By the grace of God, a friend of mine knew a man who was a missionary in South Africa named Wynn Thompson, and invited him to come to our church to do a weekend long seminar addressing sexual addiction, same sex attraction and relational idolatry. As a leader in the church, I decided to go, thinking it would be good to learn so I could help others through their issues. As I sat through the session on relational idolatry, God began to open my eyes. I realized that it was this exact issue that I was struggling with, and just knowing that gave me an enormous sense of relief. I wasn’t crazy, I was co-dependent! And I didn’t have to stay that way.

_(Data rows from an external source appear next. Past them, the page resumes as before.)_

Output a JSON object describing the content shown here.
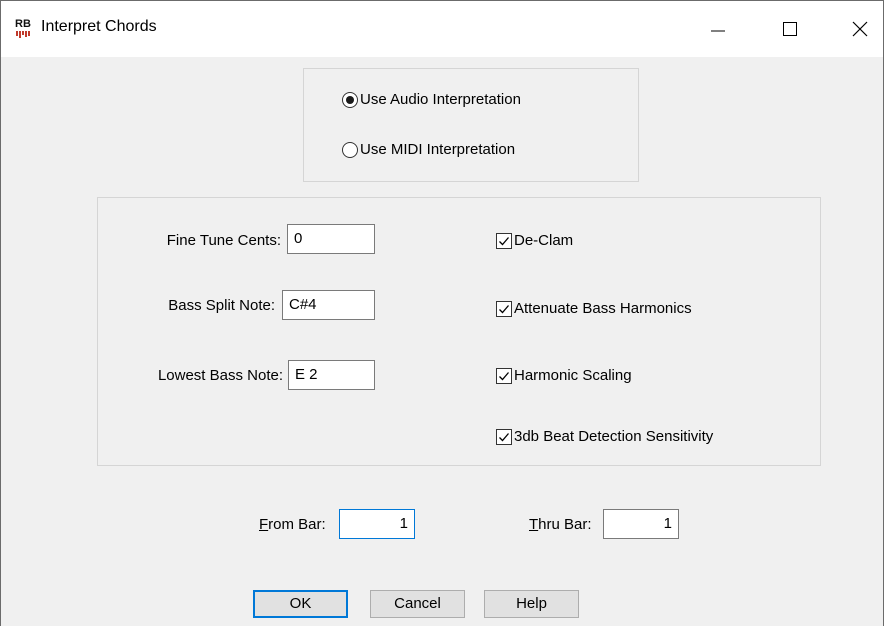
{
  "window": {
    "title": "Interpret Chords",
    "icon_text": "RB",
    "icon": "app-icon"
  },
  "interpretation": {
    "options": [
      {
        "label": "Use Audio Interpretation",
        "selected": true
      },
      {
        "label": "Use MIDI Interpretation",
        "selected": false
      }
    ]
  },
  "settings": {
    "fine_tune_label": "Fine Tune Cents:",
    "fine_tune_value": "0",
    "bass_split_label": "Bass Split Note:",
    "bass_split_value": "C#4",
    "lowest_bass_label": "Lowest Bass Note:",
    "lowest_bass_value": "E 2",
    "checks": [
      {
        "label": "De-Clam",
        "checked": true
      },
      {
        "label": "Attenuate Bass Harmonics",
        "checked": true
      },
      {
        "label": "Harmonic Scaling",
        "checked": true
      },
      {
        "label": "3db Beat Detection Sensitivity",
        "checked": true
      }
    ]
  },
  "range": {
    "from_label_mnemonic": "F",
    "from_label_rest": "rom Bar:",
    "from_value": "1",
    "thru_label_mnemonic": "T",
    "thru_label_rest": "hru Bar:",
    "thru_value": "1"
  },
  "buttons": {
    "ok": "OK",
    "cancel": "Cancel",
    "help": "Help"
  }
}
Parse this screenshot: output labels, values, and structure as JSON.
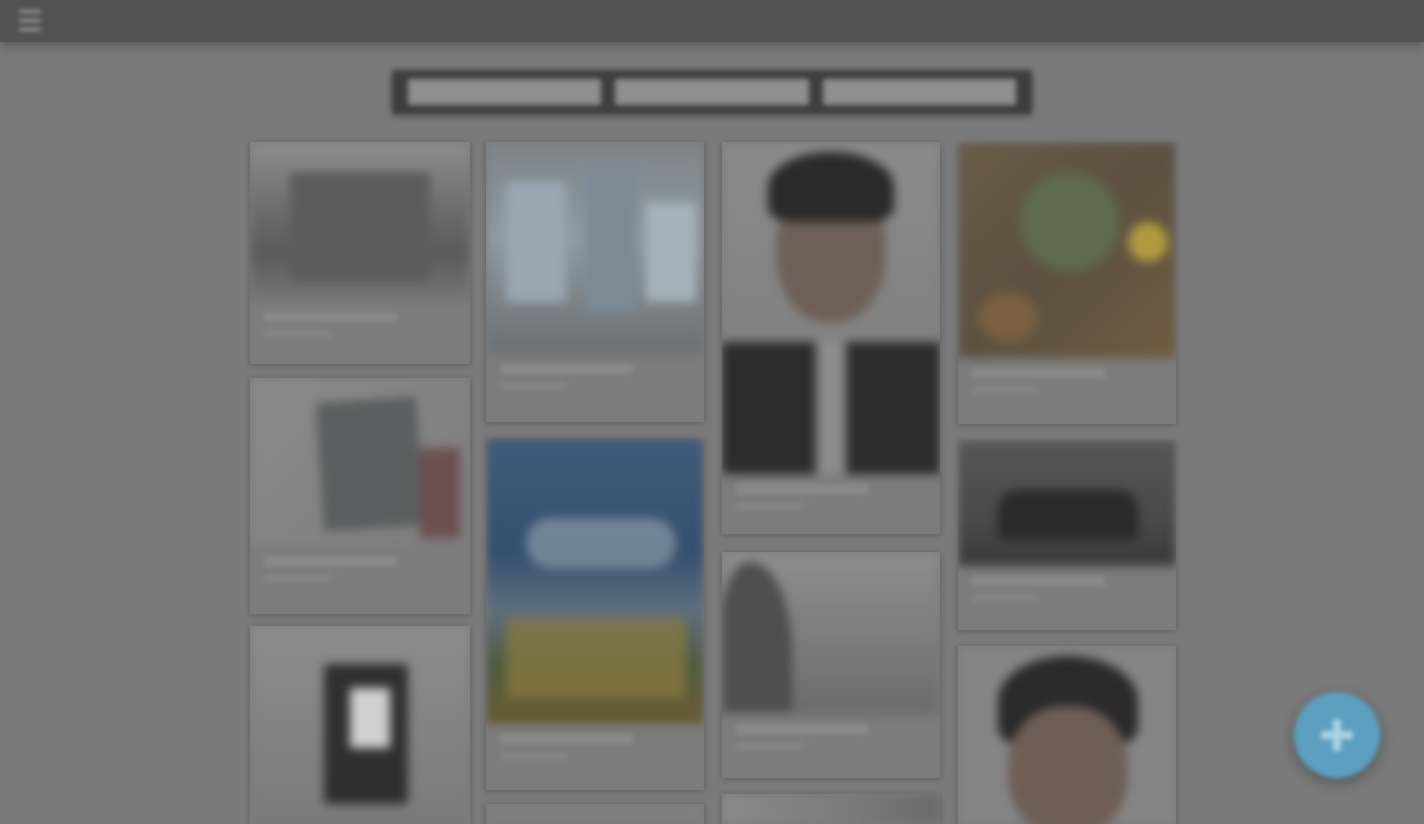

As I began meeting with friends and confessing what I was going through, God’s healing began. My husband continued to travel for work, and in fact, his trips seemed to get longer and more frequent. This was also by the grace of God. I needed separation from him to find the healing that I needed. Every time he would leave town, I would thank God for the opportunity to look to Jesus to fill my heart with His love and acceptance instead of looking for my husband to fill that void. And every time he left, it got a little bit easier and I found a little more freedom. I will never forget the last long trip he took right before the holidays, when I said goodbye to him and felt like a completely different person. I am so thankful for Restoring Wholeness and the way God used this ministry to bring freedom into my life.